Mind Map Gallery Chapter 7 - Memory
Varieties of Memory Three Stages of the Learning/Memory ProcessEdited at 2021-01-30 15:32:21
Varieties of Memory
Holding information briefly while working with it
Remembering episodes of one’s life
Eg: Recalling everything you did 2 days ago
First type of memory to go in someone with Alzheimer’s disease
Remembering specific events that have happened over the course of one’s entire life
Eg: Your experiences in sixth grade
General knowledge of facts of the world
Eg: Meanings of words in a language, and random facts
The kind of memory that people in a group shareSuch as: family, community, schoolmates, or citizens of a state or a country
Passes stories and recollections between neighbors and to future generations, forming a memory system unto itself.
Eg: Residents of small towns often strongly identify with those towns, remembering the local customs and historical events in a unique way
Memories associated with a strong emotion often seem to leave a permanent mark on us.
Describes this sort of vivid memory of finding out an important piece of news.
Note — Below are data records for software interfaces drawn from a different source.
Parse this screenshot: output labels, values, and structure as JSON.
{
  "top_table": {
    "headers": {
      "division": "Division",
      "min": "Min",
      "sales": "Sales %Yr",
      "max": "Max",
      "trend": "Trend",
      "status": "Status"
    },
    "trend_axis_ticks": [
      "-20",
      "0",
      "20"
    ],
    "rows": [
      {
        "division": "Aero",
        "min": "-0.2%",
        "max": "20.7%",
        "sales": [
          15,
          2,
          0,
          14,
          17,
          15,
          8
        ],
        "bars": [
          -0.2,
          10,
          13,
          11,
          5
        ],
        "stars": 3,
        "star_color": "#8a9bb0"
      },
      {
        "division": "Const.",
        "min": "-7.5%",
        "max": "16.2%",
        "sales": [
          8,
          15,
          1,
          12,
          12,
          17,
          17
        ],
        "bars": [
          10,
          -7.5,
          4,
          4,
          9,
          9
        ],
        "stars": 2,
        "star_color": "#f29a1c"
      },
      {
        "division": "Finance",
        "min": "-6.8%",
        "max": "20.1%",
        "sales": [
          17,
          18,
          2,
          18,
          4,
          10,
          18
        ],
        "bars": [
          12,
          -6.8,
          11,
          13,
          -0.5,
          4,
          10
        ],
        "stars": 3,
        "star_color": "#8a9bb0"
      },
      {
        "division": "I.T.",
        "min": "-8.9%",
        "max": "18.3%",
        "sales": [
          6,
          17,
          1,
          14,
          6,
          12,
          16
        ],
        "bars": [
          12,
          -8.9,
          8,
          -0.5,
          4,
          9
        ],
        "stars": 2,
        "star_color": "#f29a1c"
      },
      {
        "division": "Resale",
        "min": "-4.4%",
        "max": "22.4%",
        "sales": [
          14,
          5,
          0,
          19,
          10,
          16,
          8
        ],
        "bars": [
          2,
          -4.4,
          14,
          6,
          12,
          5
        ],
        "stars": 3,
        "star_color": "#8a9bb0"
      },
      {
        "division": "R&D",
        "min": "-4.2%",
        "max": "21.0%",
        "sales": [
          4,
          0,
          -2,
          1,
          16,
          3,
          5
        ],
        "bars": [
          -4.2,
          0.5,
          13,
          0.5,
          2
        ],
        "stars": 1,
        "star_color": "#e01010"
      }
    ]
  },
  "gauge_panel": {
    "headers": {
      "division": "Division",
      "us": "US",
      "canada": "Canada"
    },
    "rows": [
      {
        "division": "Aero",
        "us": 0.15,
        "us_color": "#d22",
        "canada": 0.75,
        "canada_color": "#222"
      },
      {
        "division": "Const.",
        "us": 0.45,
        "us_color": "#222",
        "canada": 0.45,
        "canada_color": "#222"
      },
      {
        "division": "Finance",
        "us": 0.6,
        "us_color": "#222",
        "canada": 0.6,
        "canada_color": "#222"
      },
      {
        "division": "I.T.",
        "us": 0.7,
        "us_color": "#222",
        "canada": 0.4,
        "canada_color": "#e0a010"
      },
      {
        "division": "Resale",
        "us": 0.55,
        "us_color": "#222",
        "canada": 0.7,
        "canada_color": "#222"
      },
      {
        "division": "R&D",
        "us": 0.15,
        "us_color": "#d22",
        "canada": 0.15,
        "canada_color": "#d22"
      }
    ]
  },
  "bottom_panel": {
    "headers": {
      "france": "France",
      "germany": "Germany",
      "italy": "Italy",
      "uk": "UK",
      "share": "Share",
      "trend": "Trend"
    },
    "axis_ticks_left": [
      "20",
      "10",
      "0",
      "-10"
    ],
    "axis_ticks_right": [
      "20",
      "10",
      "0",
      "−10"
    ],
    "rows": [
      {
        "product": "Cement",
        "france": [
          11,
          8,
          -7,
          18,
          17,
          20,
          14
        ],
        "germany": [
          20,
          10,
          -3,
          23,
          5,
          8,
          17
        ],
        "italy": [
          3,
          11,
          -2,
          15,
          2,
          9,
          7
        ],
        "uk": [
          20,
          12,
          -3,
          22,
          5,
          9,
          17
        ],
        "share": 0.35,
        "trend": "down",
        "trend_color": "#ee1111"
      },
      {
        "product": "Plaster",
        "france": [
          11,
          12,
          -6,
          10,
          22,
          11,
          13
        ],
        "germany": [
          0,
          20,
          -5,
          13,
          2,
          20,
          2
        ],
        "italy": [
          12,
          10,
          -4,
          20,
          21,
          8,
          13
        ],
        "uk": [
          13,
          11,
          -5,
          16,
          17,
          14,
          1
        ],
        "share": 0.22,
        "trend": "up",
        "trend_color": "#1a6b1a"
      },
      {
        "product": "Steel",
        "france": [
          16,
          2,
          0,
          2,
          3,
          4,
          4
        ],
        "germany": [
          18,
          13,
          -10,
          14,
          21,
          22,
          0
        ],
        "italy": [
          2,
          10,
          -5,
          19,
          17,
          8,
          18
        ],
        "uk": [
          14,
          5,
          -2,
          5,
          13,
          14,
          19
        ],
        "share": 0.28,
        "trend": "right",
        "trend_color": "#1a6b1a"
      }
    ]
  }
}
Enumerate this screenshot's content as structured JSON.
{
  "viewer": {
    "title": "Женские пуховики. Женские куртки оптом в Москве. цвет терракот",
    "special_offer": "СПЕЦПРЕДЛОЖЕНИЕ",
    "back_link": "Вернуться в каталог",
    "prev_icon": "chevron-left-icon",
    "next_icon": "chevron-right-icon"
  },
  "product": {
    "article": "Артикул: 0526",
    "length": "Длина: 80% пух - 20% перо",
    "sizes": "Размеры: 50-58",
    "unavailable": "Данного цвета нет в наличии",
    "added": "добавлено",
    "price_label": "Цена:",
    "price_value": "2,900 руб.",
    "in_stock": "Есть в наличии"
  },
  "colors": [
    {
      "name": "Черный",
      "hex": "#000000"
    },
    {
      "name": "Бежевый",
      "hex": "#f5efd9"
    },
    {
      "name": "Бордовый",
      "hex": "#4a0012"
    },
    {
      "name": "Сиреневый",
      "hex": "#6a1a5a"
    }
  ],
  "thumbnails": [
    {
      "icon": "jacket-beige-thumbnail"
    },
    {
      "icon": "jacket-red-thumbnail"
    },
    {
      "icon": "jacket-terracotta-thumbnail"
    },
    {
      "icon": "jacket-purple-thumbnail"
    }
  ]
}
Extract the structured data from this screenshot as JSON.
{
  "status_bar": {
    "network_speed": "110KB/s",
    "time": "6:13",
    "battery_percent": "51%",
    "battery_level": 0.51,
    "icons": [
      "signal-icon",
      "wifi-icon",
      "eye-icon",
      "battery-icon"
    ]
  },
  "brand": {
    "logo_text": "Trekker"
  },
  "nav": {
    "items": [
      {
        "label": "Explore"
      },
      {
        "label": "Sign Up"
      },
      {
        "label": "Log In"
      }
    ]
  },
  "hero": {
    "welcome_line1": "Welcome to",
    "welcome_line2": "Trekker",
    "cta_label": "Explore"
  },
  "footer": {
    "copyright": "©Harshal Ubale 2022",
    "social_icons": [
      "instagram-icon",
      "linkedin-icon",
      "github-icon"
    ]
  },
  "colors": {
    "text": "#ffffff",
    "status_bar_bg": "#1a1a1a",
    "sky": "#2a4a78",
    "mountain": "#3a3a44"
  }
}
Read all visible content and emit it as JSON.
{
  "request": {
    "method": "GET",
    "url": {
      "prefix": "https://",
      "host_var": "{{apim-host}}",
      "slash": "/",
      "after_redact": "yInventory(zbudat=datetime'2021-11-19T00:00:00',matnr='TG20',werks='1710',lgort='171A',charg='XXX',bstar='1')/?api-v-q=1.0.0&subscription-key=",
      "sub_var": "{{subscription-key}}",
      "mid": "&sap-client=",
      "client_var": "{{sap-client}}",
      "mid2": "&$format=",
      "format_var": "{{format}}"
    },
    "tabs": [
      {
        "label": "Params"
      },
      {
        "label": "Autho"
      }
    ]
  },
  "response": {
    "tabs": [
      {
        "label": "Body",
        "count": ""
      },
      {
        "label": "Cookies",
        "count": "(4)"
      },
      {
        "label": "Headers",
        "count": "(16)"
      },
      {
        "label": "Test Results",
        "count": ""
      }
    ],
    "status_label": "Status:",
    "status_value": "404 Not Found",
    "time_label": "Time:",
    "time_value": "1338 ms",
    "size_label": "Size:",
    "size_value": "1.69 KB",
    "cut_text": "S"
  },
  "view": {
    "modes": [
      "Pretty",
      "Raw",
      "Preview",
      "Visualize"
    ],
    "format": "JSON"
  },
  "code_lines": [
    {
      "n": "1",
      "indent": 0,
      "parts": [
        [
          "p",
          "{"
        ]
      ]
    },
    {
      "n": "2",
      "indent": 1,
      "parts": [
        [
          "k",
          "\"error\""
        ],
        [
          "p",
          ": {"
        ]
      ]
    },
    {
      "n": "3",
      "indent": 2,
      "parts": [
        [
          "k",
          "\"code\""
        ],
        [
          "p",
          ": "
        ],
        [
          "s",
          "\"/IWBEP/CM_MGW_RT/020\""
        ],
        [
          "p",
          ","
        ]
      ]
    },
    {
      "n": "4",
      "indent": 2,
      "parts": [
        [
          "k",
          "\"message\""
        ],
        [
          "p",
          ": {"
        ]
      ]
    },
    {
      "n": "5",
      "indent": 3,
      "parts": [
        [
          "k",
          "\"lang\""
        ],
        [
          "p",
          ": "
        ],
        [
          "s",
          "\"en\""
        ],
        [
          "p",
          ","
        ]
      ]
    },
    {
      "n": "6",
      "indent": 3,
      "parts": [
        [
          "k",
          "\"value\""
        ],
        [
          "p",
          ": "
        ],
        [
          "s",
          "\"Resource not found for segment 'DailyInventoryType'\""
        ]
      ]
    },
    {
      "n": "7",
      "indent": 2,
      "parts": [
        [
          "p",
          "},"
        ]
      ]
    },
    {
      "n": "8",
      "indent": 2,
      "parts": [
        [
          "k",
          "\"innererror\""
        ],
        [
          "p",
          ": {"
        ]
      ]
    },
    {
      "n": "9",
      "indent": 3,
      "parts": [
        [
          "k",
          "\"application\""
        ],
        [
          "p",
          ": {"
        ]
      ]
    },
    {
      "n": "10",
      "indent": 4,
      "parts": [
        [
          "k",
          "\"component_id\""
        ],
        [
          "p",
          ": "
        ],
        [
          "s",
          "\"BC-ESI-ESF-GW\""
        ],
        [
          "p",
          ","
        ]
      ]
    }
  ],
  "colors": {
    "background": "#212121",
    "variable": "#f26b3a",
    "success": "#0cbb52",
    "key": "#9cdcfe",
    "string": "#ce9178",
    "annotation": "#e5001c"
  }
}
The name refers to how some memories seem to be captured in the mind like a flash photograph; because of the distinctiveness and emotionality of the news, they seem to become permanently etched in the mind with exceptional clarity compared to other memories.
Three Stages of the Learning/Memory Process
Any successful act of remembering requires that all three stages be intact.
Initial learning of information; Learning it, by perceiving it and relating it to past knowledge
Relating new information to what one already knows
Forming mental images
Creating associations among information that needs to be remembered
Having an event stand out as quite different from a background of similar events
We should try to relate new events to information we already know.
Form links or associations
Creating vivid images out of information (even verbal information) can greatly improve later recall
It is selective
We attend to some events in our environment and we ignore others
It is prolific
We are always encoding the events of our lives—attending to the world, trying to understand it.
The process of encoding always involves recoding—that is, taking the information from the form it is delivered to us and then converting it in a way that we can make sense of it.
Maintaining information over time
Experiences leave memory traces, or engrams
The physical change in the nervous system (whatever that may be, exactly) that represents our experience.
The neural changes that occur after learning to create the memory trace of an experience.
Refers to new activities (i.e., the subsequent lunches) during the retention interval (i.e., the time between the lunch 17 days ago and now) that interfere with retrieving the specific, older memory (i.e., the lunch details from 17 days ago).
When past memories interfere with the encoding of new ones.
Eg: If you have ever studied a second language, often times the grammar and vocabulary of your native language will pop into your head, impairing your fluency in the foreign language.
Ability to access information when you need it
Information that is stored in memory
All we can know is what information we can retrieve
Developing effective cues that will lead the rememberer back to the encoded information
Eg: Hearing a song on the radio that suddenly evokes memories of an earlier time in your life, even if you were not trying to remember it when the song came on.
Cue overload principle
To be effective, a retrieval cue cannot be overloaded with too many memories
For a retrieval cue to be effective, a match must exist between the cue and the desired target memory; furthermore, to produce the best retrieval, the cue-target relationship should be distinctive.
Peg word technique
You would have a set of peg words on which you could “hang” memories
If information were encoded and stored but could not be retrieved, it would be useless
Encoding specificity principle
When people encode information, they do so in specific ways
Eg: Take the song on the radio: perhaps you heard it while you were at a terrific party, having a great, philosophical conversation with a friend. Thus, the song became part of that whole complex experience. Years later, even though you haven’t thought about that party in ages, when you hear the song on the radio, the whole experience rushes back to you.
To the extent a retrieval cue (the song) matches or overlaps the memory trace of an experience (the party, the conversation), it will be effective in evoking the memory.
How psychologists measure memory performance; Involving recall
Eg: With our list of 100 words, one group of people might be asked to recall the list in any order (a free recall test)
Eg: While a different group might be asked to circle the 100 studied words out of a mix with another 100, unstudied words (a recognition test)
Involving the selection of correct from incorrect information, e.g., a multiple-choice test
In this situation, the recognition test would likely produce better performance from participants than the recall test.
Types of errors:
Eg: You see the person you met at the party and you cannot recall her name.
Retroactive interference is one of the main causes of forgetting
Eg. You see someone who looks like Lyn Goff and call the person by that name
People can sometimes remember events that did not actually happen—because during the process of recoding, details got added. Every time we retrieve a memory, it is altered.
Sometimes we make false memories from our inferences
Refers to instances when something is not explicitly stated, but we are still able to guess the undisclosed intention.
Eg: “The karate champion hit the cinder block.” After hearing or seeing this sentence, participants who were given a memory test tended to remember the statement as having been, “The karate champion broke the cinder block.”
Testing effect / The retrieval practice effect
The act of retrieval itself (of a fact, concept, or event) makes the retrieved memory much more likely to be retrieved again
Retrieving some information can actually cause us to forget other information related to it